WHAT TO PRODUCE ▸ An exact copy of the data is needed, one that excludes all pictures.

RECORD EXTRACTS ▸
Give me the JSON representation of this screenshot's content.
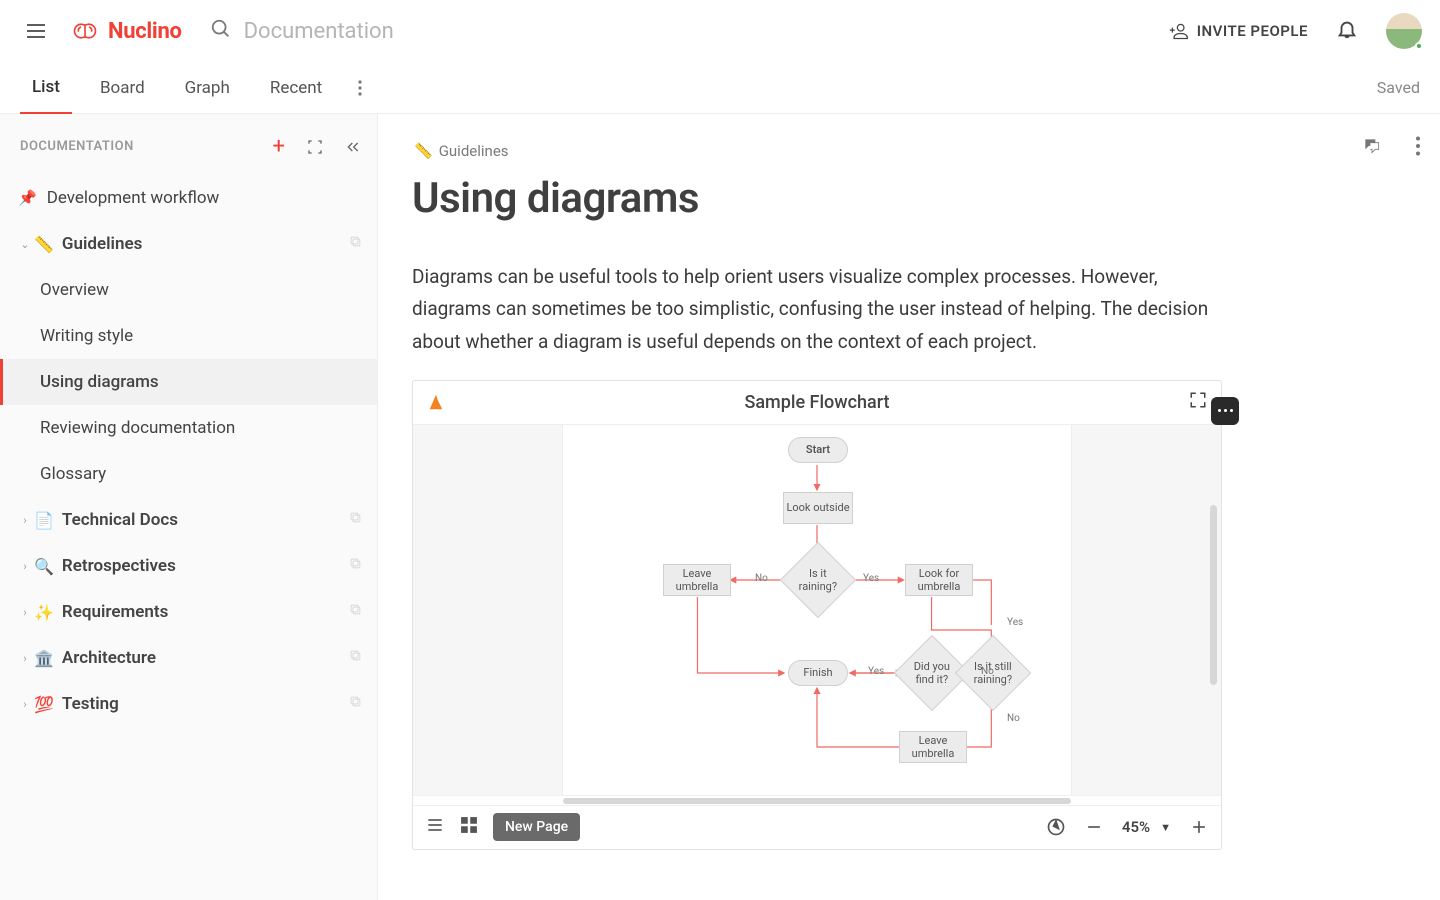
{
  "topbar": {
    "brand": "Nuclino",
    "search_placeholder": "Documentation",
    "invite_label": "INVITE PEOPLE"
  },
  "tabs": {
    "items": [
      "List",
      "Board",
      "Graph",
      "Recent"
    ],
    "active": 0,
    "status_right": "Saved"
  },
  "sidebar": {
    "heading": "DOCUMENTATION",
    "pinned": "Development workflow",
    "groups": [
      {
        "emoji": "📏",
        "label": "Guidelines",
        "expanded": true,
        "children": [
          "Overview",
          "Writing style",
          "Using diagrams",
          "Reviewing documentation",
          "Glossary"
        ],
        "selected_child": 2
      },
      {
        "emoji": "📄",
        "label": "Technical Docs"
      },
      {
        "emoji": "🔍",
        "label": "Retrospectives"
      },
      {
        "emoji": "✨",
        "label": "Requirements"
      },
      {
        "emoji": "🏛️",
        "label": "Architecture"
      },
      {
        "emoji": "💯",
        "label": "Testing"
      }
    ]
  },
  "page": {
    "breadcrumb_icon": "📏",
    "breadcrumb": "Guidelines",
    "title": "Using diagrams",
    "paragraph": "Diagrams can be useful tools to help orient users visualize complex processes. However, diagrams can sometimes be too simplistic, confusing the user instead of helping. The decision about whether a diagram is useful depends on the context of each project."
  },
  "embed": {
    "title": "Sample Flowchart",
    "new_page_label": "New Page",
    "zoom": "45%",
    "nodes": {
      "start": "Start",
      "look_outside": "Look outside",
      "is_raining": "Is it raining?",
      "leave_umbrella": "Leave umbrella",
      "look_for_umbrella": "Look for umbrella",
      "did_find": "Did you find it?",
      "still_raining": "Is it still raining?",
      "finish": "Finish",
      "leave_umbrella2": "Leave umbrella"
    },
    "labels": {
      "yes": "Yes",
      "no": "No"
    }
  }
}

OUTPUT OF THE TASK ▸
Give me the JSON representation of this screenshot's content.
{
  "topbar": {
    "brand": "Nuclino",
    "search_placeholder": "Documentation",
    "invite_label": "INVITE PEOPLE"
  },
  "tabs": {
    "items": [
      "List",
      "Board",
      "Graph",
      "Recent"
    ],
    "active": 0,
    "status_right": "Saved"
  },
  "sidebar": {
    "heading": "DOCUMENTATION",
    "pinned": "Development workflow",
    "groups": [
      {
        "emoji": "📏",
        "label": "Guidelines",
        "expanded": true,
        "children": [
          "Overview",
          "Writing style",
          "Using diagrams",
          "Reviewing documentation",
          "Glossary"
        ],
        "selected_child": 2
      },
      {
        "emoji": "📄",
        "label": "Technical Docs"
      },
      {
        "emoji": "🔍",
        "label": "Retrospectives"
      },
      {
        "emoji": "✨",
        "label": "Requirements"
      },
      {
        "emoji": "🏛️",
        "label": "Architecture"
      },
      {
        "emoji": "💯",
        "label": "Testing"
      }
    ]
  },
  "page": {
    "breadcrumb_icon": "📏",
    "breadcrumb": "Guidelines",
    "title": "Using diagrams",
    "paragraph": "Diagrams can be useful tools to help orient users visualize complex processes. However, diagrams can sometimes be too simplistic, confusing the user instead of helping. The decision about whether a diagram is useful depends on the context of each project."
  },
  "embed": {
    "title": "Sample Flowchart",
    "new_page_label": "New Page",
    "zoom": "45%",
    "nodes": {
      "start": "Start",
      "look_outside": "Look outside",
      "is_raining": "Is it raining?",
      "leave_umbrella": "Leave umbrella",
      "look_for_umbrella": "Look for umbrella",
      "did_find": "Did you find it?",
      "still_raining": "Is it still raining?",
      "finish": "Finish",
      "leave_umbrella2": "Leave umbrella"
    },
    "labels": {
      "yes": "Yes",
      "no": "No"
    }
  }
}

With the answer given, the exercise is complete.